Maumere, Indonesia, October 16, 2015 – The voice of citizens can be a powerful tool to help ensure that public services are meeting standards.
Through the Global Partnership for Social Accountability (GPSA), the World Bank is supporting stronger citizen engagement in developing countries, so that projects live up to their objectives and improve people’s lives.
Striving for improved transparency, innovation, and citizen participation, the GPSA works with civil society groups to strengthen social accountability, by supporting their efforts to monitor outcomes of centrally funded programs such as healthcare services.
In 2013, the GPSA, in their first call of proposal to CSOs in countries including Indonesia, awarded a grant to Wahana Visi Indonesia to implement a program that will improve maternal and child healthcare in a number of areas of Nusa Tenggara Timur in Eastern Indonesia.
The GPSA Secretariat received as many as 216 proposals from all over the globe that year. Wahana Visi’s proposal was one among the dozen awarded to developing countries. The group proposed to look into the cause of the high maternal mortality rate in the Nusa Tenggara Timur province, and ways to solve the problem. The province is among those with the highest maternal mortality rates in the country.
Poor public services were one reason. Experiences like those of Natalia, a mother of three from Riit Village in Maumere, are not uncommon. “There were times when the village midwife was not available, or there were not enough medicine,” she said.
It is crucial for the village midwife to be always available, particularly for villages like Riit: isolated in the highlands with very poor roads. If a midwife is not present, women in labor have to travel hours to get to the nearestclinic, risking their lives and that of their child.
Encouraging citizen feedback for better health services
Wahana Visi’s program is being implemented in three districts of Nusa Tenggara Timur, serving approximately 52,000people. The program uses a method called “citizen voice and action” where community members serve as advocates for better healthcare services for mothers and children.
Lack of awareness has prevented communities from letting their local leaders know when public services are inadequate or unsatisfactory.
“Sometimes not all services offered are available at the health clinics.
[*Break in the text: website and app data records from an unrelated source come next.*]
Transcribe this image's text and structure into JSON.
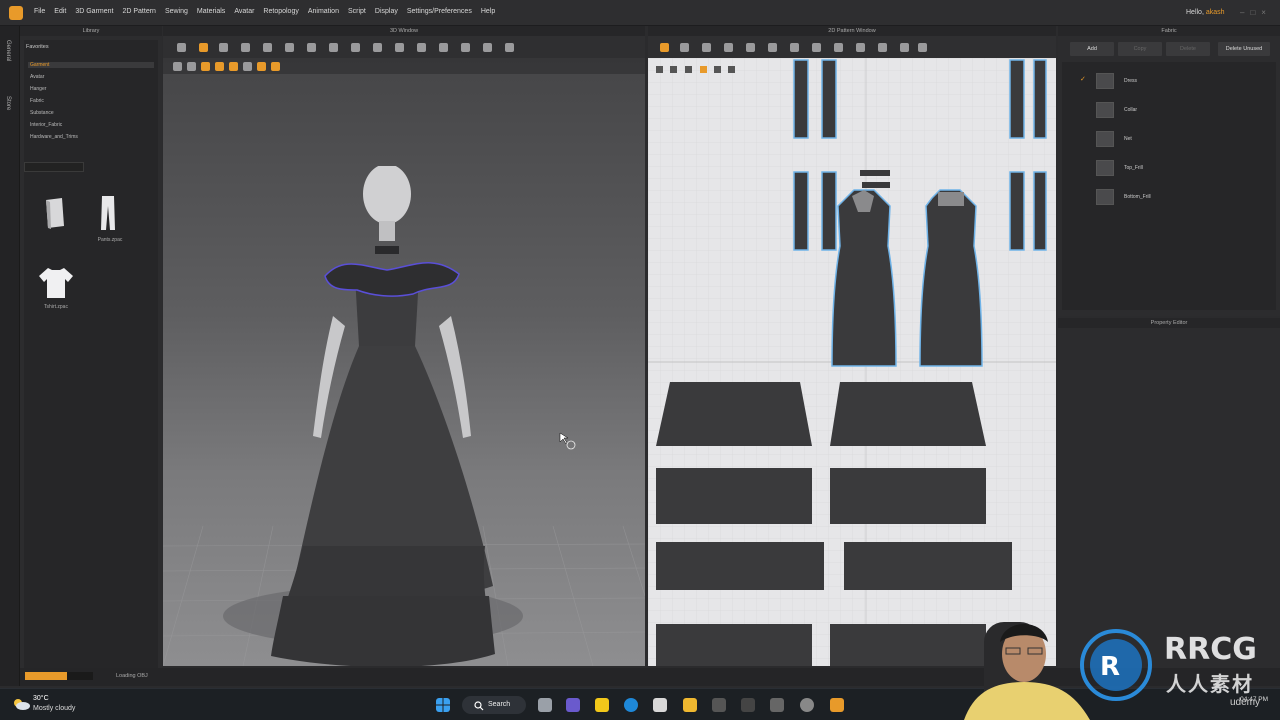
{
  "menubar": {
    "items": [
      "File",
      "Edit",
      "3D Garment",
      "2D Pattern",
      "Sewing",
      "Materials",
      "Avatar",
      "Retopology",
      "Animation",
      "Script",
      "Display",
      "Settings/Preferences",
      "Help"
    ],
    "greeting": "Hello,",
    "username": "akash"
  },
  "sidetabs": [
    "General",
    "Store"
  ],
  "library": {
    "header": "Library",
    "favorites_title": "Favorites",
    "favorites": [
      "Garment",
      "Avatar",
      "Hanger",
      "Fabric",
      "Substance",
      "Interior_Fabric",
      "Hardware_and_Trims"
    ],
    "selected": "Garment",
    "files": [
      "Pants.zpac",
      "Tshirt.zpac"
    ]
  },
  "window3d": {
    "header": "3D Window"
  },
  "window2d": {
    "header": "2D Pattern Window"
  },
  "fabric": {
    "header": "Fabric",
    "buttons": [
      "Add",
      "Copy",
      "Delete",
      "Delete Unused"
    ],
    "items": [
      "Dress",
      "Collar",
      "Net",
      "Top_Frill",
      "Bottom_Frill"
    ],
    "checked": "Dress"
  },
  "property_editor": {
    "header": "Property Editor"
  },
  "status": {
    "progress": 0.62,
    "text": "Loading OBJ"
  },
  "taskbar": {
    "temperature": "30°C",
    "weather": "Mostly cloudy",
    "search": "Search",
    "time": "04:47 PM"
  },
  "watermark": {
    "brand": "RRCG",
    "chinese": "人人素材",
    "platform": "udemy"
  },
  "colors": {
    "accent": "#e89a2a",
    "pattern_outline": "#6fb3e8",
    "garment": "#3a3a3c"
  }
}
But most people don’t know that these services should be available, so they accept whatever are provided to them,” said Helianto Duarte Naru, who works as a facilitator for the program at Wuliwutik, a village renowned for their large statue of the Virgin Mary.
So facilitators routinely go out to communities and inform mothers like Natalia about the minimum of services and standards that must be made available at the clinics and health posts, as required by government regulations. These include the minimum number of health workers, their working hours and the types of services that should be provided.
Once communitieshave a better understanding about the standard of services, they fill out score cards to rate their experiences when receiving health-care.
“Sometimes people are reluctant to tell us directly,” said Nita village chief Antonius Luju. “The program’s score card has helped them be honest about how they feel and really show us what’s happening on the ground.”
In addition to inputs from the community’s score cards, facilitators also check each health facility to see whether they meet the minimum service standards. Once the score cards and findings by the facilitators are completed, they be presented to the government at higher levels, in order to advocate for better services.